Segment Start: DATA PROVIDED

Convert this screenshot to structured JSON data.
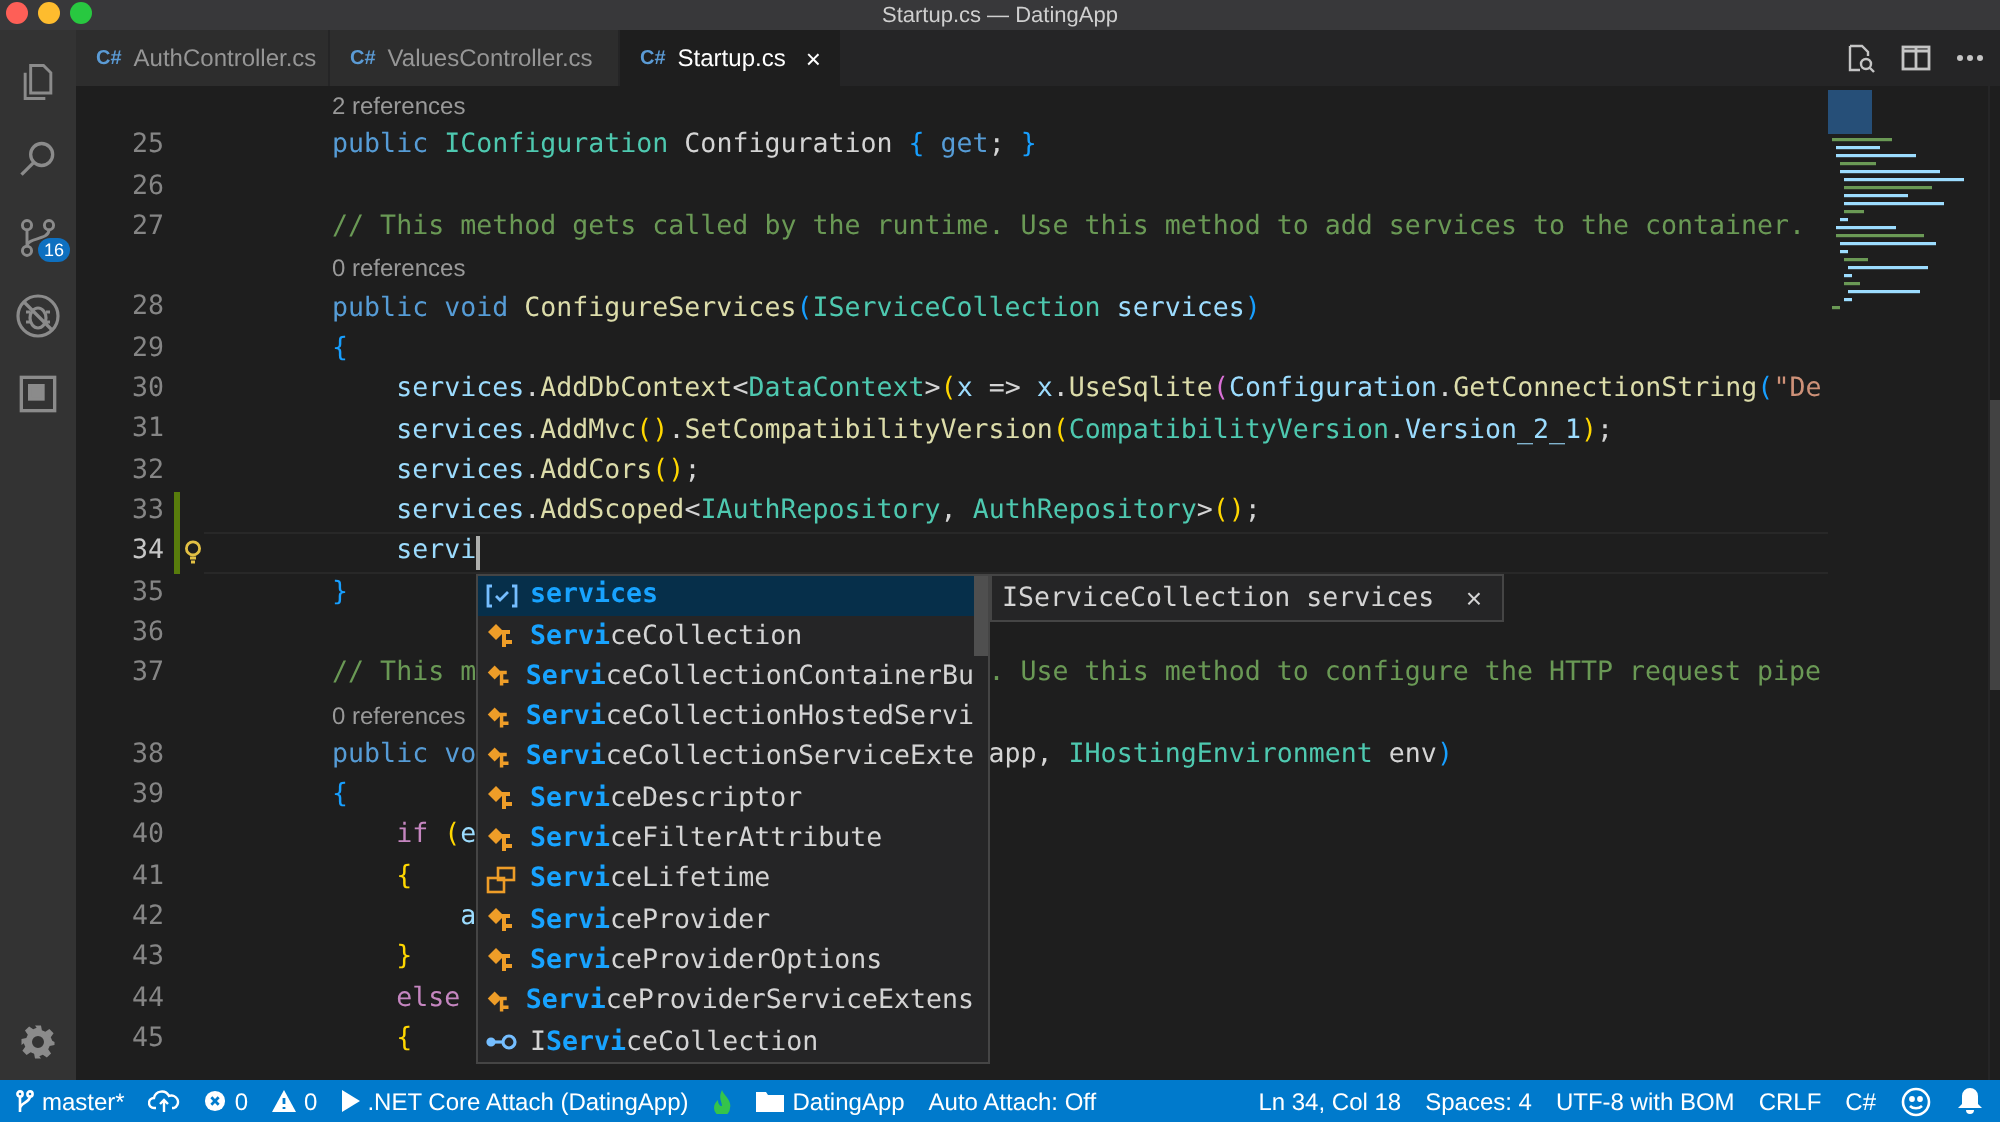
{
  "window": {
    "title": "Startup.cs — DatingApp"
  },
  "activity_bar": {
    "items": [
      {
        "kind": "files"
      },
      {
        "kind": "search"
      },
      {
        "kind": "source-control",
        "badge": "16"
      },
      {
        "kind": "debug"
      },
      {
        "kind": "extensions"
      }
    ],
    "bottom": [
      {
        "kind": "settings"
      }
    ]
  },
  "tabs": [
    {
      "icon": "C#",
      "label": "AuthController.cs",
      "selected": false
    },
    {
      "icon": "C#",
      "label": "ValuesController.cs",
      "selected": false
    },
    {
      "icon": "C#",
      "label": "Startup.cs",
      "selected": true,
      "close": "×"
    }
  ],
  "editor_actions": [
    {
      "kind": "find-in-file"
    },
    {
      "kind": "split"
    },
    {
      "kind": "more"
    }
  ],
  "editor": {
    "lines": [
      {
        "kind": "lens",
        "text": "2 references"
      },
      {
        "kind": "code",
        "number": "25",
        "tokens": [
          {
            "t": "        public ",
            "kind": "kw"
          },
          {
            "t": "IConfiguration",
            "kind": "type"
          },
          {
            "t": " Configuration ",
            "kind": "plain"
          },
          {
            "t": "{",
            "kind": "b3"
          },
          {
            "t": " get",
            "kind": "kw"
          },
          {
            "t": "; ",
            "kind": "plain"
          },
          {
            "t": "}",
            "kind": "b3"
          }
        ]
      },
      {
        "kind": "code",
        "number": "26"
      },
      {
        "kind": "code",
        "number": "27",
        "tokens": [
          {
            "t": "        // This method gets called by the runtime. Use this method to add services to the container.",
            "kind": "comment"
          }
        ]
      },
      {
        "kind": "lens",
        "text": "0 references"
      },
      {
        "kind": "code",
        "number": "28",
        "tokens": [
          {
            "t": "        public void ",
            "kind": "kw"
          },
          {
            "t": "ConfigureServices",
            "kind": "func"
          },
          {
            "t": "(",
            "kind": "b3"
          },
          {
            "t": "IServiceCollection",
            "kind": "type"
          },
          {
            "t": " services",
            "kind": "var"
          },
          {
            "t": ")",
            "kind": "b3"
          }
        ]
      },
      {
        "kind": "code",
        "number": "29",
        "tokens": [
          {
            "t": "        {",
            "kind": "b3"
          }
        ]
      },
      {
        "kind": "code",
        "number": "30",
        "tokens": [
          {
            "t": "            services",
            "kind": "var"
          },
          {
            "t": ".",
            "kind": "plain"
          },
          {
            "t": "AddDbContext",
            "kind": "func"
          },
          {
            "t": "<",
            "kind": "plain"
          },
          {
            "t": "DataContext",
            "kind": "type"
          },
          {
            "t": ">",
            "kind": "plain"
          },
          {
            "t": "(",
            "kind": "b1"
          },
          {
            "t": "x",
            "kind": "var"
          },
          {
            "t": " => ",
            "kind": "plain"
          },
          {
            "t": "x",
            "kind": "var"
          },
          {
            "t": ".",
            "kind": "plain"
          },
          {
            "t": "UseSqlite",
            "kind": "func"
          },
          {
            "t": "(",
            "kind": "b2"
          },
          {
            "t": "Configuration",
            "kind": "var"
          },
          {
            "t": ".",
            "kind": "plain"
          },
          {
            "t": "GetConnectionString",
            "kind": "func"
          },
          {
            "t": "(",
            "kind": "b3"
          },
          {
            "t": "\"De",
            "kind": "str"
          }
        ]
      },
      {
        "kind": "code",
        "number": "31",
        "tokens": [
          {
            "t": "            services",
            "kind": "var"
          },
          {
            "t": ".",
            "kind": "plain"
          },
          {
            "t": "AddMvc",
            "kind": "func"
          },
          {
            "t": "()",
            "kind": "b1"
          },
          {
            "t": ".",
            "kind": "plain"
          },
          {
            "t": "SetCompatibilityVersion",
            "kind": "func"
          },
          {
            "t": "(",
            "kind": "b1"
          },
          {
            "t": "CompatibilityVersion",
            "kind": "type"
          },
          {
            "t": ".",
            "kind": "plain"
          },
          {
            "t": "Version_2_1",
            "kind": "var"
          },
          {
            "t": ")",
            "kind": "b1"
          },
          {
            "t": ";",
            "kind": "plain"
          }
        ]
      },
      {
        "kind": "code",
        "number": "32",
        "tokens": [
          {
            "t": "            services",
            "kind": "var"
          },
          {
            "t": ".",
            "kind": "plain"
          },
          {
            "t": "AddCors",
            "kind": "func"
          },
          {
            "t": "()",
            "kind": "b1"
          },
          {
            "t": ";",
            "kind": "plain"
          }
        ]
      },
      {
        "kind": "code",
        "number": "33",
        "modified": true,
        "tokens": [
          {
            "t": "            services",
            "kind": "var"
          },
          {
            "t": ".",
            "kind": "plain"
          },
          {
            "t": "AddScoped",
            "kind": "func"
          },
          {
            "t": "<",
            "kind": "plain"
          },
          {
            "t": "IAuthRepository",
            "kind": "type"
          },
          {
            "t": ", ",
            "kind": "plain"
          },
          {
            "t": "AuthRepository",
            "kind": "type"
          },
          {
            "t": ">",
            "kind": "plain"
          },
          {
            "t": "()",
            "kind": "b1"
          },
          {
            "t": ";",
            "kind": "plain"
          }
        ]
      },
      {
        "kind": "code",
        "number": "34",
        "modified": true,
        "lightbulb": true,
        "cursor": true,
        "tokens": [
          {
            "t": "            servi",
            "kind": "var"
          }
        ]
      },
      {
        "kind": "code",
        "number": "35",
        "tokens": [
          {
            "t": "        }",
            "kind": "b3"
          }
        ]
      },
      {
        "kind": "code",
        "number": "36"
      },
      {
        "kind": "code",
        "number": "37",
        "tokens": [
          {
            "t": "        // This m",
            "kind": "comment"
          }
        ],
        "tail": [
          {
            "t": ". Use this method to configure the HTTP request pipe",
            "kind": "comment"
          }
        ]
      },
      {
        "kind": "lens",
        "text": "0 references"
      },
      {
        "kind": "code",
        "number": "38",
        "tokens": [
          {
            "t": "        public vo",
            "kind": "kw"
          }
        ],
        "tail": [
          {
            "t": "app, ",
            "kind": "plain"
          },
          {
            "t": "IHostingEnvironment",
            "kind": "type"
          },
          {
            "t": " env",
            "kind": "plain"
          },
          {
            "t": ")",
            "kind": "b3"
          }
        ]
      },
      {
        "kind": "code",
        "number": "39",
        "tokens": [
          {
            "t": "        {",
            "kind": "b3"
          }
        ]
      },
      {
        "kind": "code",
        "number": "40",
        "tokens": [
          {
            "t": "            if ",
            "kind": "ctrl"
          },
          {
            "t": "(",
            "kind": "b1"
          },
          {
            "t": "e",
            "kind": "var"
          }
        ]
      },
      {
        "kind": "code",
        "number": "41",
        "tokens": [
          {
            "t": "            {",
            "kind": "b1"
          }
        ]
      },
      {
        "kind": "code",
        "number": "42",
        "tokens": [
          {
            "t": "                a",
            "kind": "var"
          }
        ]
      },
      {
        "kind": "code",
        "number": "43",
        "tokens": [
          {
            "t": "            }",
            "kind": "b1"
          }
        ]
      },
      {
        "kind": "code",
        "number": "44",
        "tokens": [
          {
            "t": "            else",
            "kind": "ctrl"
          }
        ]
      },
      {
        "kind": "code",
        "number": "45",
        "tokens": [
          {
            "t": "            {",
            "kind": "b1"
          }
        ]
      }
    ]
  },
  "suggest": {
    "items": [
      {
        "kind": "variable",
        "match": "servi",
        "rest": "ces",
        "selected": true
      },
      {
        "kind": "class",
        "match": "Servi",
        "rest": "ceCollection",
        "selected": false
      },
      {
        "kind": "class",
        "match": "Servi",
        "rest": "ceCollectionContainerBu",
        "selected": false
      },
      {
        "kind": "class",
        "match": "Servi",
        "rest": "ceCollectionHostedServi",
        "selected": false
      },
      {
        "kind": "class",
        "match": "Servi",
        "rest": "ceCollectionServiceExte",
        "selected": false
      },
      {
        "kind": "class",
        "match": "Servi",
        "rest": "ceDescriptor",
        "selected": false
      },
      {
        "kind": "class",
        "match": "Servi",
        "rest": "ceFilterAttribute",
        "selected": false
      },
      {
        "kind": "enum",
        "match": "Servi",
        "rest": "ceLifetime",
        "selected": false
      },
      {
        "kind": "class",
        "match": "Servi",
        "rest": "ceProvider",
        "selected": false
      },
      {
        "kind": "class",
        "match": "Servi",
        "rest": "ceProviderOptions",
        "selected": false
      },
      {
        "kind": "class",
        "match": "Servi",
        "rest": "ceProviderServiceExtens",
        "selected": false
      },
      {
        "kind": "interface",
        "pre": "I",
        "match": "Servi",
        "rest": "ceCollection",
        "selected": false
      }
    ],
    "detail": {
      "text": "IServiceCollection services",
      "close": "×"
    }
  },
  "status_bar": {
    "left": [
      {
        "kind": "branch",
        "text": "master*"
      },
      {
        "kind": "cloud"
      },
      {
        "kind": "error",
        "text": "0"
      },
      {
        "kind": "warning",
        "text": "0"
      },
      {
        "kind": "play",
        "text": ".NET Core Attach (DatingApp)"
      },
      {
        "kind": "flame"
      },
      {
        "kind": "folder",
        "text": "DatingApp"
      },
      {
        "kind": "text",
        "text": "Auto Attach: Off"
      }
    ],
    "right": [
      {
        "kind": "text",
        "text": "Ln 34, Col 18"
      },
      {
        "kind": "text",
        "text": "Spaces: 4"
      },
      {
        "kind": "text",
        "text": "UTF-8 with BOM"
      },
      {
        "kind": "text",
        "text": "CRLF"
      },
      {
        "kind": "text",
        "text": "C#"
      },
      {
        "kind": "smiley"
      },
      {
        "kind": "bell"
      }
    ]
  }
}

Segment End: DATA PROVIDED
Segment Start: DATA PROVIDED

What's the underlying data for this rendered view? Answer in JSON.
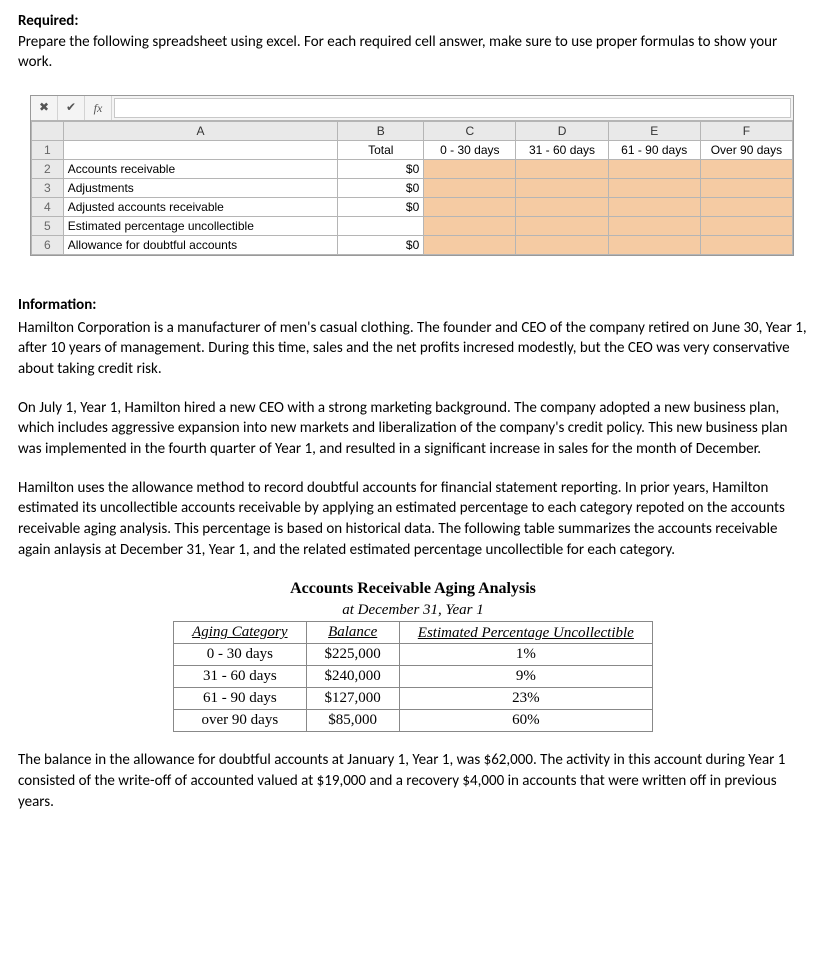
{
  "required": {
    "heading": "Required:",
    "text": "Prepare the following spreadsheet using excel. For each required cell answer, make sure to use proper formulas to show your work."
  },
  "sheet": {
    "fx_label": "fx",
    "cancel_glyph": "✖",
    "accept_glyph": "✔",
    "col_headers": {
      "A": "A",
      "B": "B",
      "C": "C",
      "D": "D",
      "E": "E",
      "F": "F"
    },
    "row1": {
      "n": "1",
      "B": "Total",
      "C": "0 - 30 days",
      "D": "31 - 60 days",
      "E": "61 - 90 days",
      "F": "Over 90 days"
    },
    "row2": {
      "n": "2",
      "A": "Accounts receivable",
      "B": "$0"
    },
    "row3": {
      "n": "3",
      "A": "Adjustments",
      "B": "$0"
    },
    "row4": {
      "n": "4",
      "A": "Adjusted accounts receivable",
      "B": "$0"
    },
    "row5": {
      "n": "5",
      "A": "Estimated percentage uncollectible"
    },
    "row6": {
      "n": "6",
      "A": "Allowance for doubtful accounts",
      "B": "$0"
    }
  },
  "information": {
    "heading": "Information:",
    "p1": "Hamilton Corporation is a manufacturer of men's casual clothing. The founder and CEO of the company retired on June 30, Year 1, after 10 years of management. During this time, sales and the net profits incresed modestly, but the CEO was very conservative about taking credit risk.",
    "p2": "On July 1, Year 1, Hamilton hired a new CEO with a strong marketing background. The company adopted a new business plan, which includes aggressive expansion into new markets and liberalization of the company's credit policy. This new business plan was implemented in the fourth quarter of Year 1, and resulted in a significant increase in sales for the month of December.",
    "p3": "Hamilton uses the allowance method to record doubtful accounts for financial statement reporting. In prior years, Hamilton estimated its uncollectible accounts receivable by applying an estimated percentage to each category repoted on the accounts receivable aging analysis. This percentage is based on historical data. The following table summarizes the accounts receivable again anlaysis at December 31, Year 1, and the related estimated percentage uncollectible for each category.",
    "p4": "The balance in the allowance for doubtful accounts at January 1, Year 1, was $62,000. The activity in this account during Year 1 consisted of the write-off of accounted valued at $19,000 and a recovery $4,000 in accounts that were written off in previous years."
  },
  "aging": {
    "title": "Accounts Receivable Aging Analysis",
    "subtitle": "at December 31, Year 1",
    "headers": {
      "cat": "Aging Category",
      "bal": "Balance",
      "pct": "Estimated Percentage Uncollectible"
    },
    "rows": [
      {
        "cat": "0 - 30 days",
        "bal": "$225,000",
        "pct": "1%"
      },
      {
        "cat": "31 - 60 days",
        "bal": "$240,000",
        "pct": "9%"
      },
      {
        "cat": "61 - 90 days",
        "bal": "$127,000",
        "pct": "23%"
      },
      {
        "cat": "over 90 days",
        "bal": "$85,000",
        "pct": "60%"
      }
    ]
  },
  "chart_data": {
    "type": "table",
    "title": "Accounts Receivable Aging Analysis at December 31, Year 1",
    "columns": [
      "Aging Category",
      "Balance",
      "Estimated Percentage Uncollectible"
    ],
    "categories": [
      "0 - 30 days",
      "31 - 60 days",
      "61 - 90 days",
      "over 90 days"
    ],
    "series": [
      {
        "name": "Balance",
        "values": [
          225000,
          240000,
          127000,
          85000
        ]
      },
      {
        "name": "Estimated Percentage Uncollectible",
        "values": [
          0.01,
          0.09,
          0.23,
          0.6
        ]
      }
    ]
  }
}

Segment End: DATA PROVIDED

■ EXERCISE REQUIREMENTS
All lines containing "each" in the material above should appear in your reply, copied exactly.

■ RESPONSE BOX
    "text": "Prepare the following spreadsheet using excel. For each required cell answer, make sure to use proper formulas to show your work."
    "p3": "Hamilton uses the allowance method to record doubtful accounts for financial statement reporting. In prior years, Hamilton estimated its uncollectible accounts receivable by applying an estimated percentage to each category repoted on the accounts receivable aging analysis. This percentage is based on historical data. The following table summarizes the accounts receivable again anlaysis at December 31, Year 1, and the related estimated percentage uncollectible for each category.",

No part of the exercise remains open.